Do you have a formal process for workplace investigations? Do you know how to protect yourself from discrimination claims? Every adverse employment action you take could potentially be the basis of a claim of discrimination. Complaints and investigations are serious and should be treated as such because it’s easier than ever for an employee to turn a simple complaint into a full-blown discrimination or retaliation lawsuit.
To protect your organization, you must have an effective strategy in place for every phase of the process, from the moment you hear a concern to the days and weeks after your investigation is complete. Although you cannot prevent a person from suing, you can take certain actions to help insure that any lawsuit has less of a chance of success. In a BLR webinar titled "Workplace Investigations from Complaint to Closure: A Step-by-Step Guide for HR," Robert A. Kaiser outlined some guidance for employers in this situation.
It is safe to assume that nearly every employee falls into one or more of the protected classes. This highlights the need to be thorough and consistent when you investigate complaints. If you’re thorough, you’re more likely to uncover the real story and be able to act accordingly. If you’re consistent in how you treat employees and how you conduct investigations, you’ll have more of a defense indicating you did everything in your power to be fair and provide an employment environment free from harassment and discrimination.
Conduct as thorough an investigation as is practical. A reasonable business will act on the basis of good information. This information will be found from an investigation used to determine the circumstances underlying the actions taken by all. This information is then the basis for discipline or termination. At a minimum, this means your investigation should include an opportunity for the employee to explain his or her side of the story. After conducting a thorough investigation, an employer must decide whether to believe the employee’s explanation.
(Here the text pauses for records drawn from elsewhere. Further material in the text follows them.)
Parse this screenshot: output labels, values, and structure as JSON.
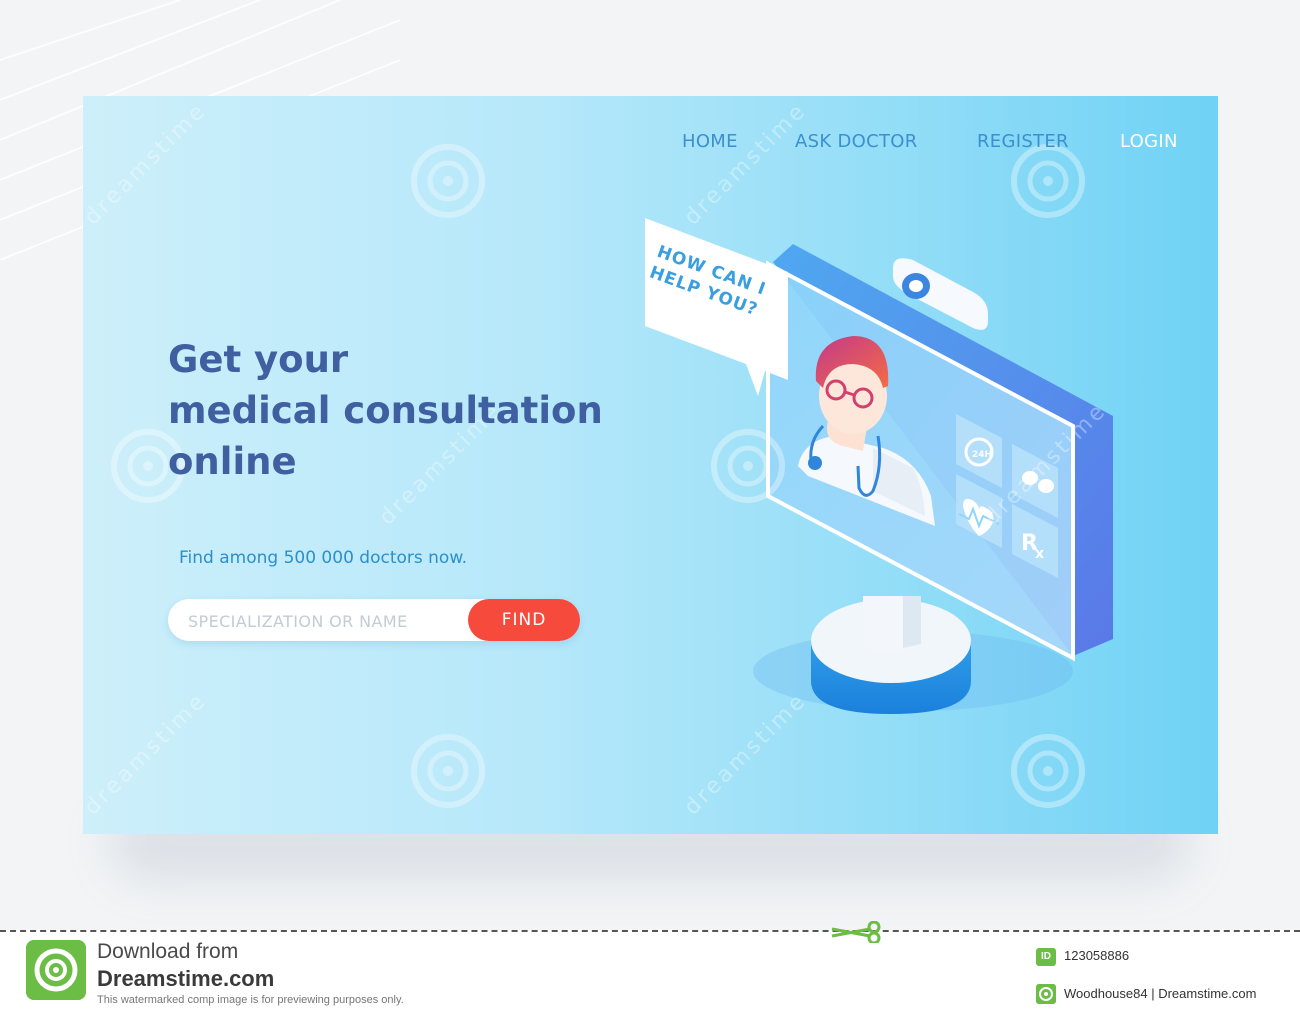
{
  "nav": {
    "home": "HOME",
    "ask_doctor": "ASK DOCTOR",
    "register": "REGISTER",
    "login": "LOGIN"
  },
  "hero": {
    "headline": [
      "Get your",
      "medical consultation",
      "online"
    ],
    "subtext": "Find among 500 000 doctors now.",
    "search_placeholder": "SPECIALIZATION OR NAME",
    "find_button": "FIND"
  },
  "illustration": {
    "speech_bubble": [
      "HOW CAN I",
      "HELP YOU?"
    ],
    "tiles": [
      "24H",
      "pills",
      "heart-rate",
      "Rx"
    ],
    "icons": [
      "doctor-icon",
      "webcam-icon",
      "clock-24h-icon",
      "pills-icon",
      "heart-rate-icon",
      "prescription-icon"
    ]
  },
  "watermark": {
    "text": "dreamstime"
  },
  "footer": {
    "line1": "Download from",
    "line2": "Dreamstime.com",
    "line3": "This watermarked comp image is for previewing purposes only.",
    "id_label": "ID",
    "id": "123058886",
    "credit": "Woodhouse84 | Dreamstime.com"
  },
  "colors": {
    "accent": "#f64a3c",
    "headline": "#3f5fa0",
    "nav": "#3c8fd0",
    "brand_green": "#6cbd45"
  }
}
All discrimination suits, to some extent, involve credibility determinations between the plaintiff and one or more of the employer’s managerial employees. While it is a jury’s or arbitrator’s job to determine where the truth lies, the test they apply is "were you reasonable in your actions?"
In order to minimize the likelihood of an unfavorable lawsuit you will want to go to great lengths to avoid getting caught in a case involving a strict determination of credibility. The easiest way to do this is documentation. Kaiser explained that "the extent to which we document what it is we do, will dictate how much that person will be able to take advantage of a situation." In other words, no matter what the truth is, the person who comes across as credible will be the one who prevails when conflicting information is presented. Documentation is your ally in this regard. Documentation allows you to be credible without forcing jurors to make the distinction.
This is especially important because many employment claims do not get to trial until years after the conduct actually occurred. If you maintain detailed and complete documents concerning the termination or other adverse job action of all employees, you will be better situated to be able to produce documentation outlining your actions during the time in question and better able to prove that you acted appropriately.
That said, documentation must be written with the reader in mind. In other words, a third person reading the documentation should be able to understand why the employer acted and should conclude that the employer’s action was reasonable under the circumstances.
Obviously, it’s best to avoid a complaint in the first place. Kaiser outlined some tips that will serve both to minimize the likelihood of a complaint and also to help your defense should a complaint arise:
For more information on workplace investigations, order the webinar recording. To register for a future webinar, visit http://catalog.blr.com/audio/source/HAC/Effort/22.
Attorney Robert A. Kaiser is a member of the Employment and Labor practice group at Armstrong Teasdale representing emerging and mature businesses in labor and personnel-related disputes. As counsel to both public and private sector employers, including manufacturing companies, health care providers and governmental entities, Mr. Kaiser advocates in employment matters throughout the country involving discrimination and wrongful discharge.
If you have comments about this tip and want to post them on this page to share your thoughts with other HR Daily Advisor readers, simply enter your comments below. NOTE: Your name will appear on any comments posted.
Copyright © 2013 BLR Business & Legal Reports Reproduction in whole or in part without permission is prohibited.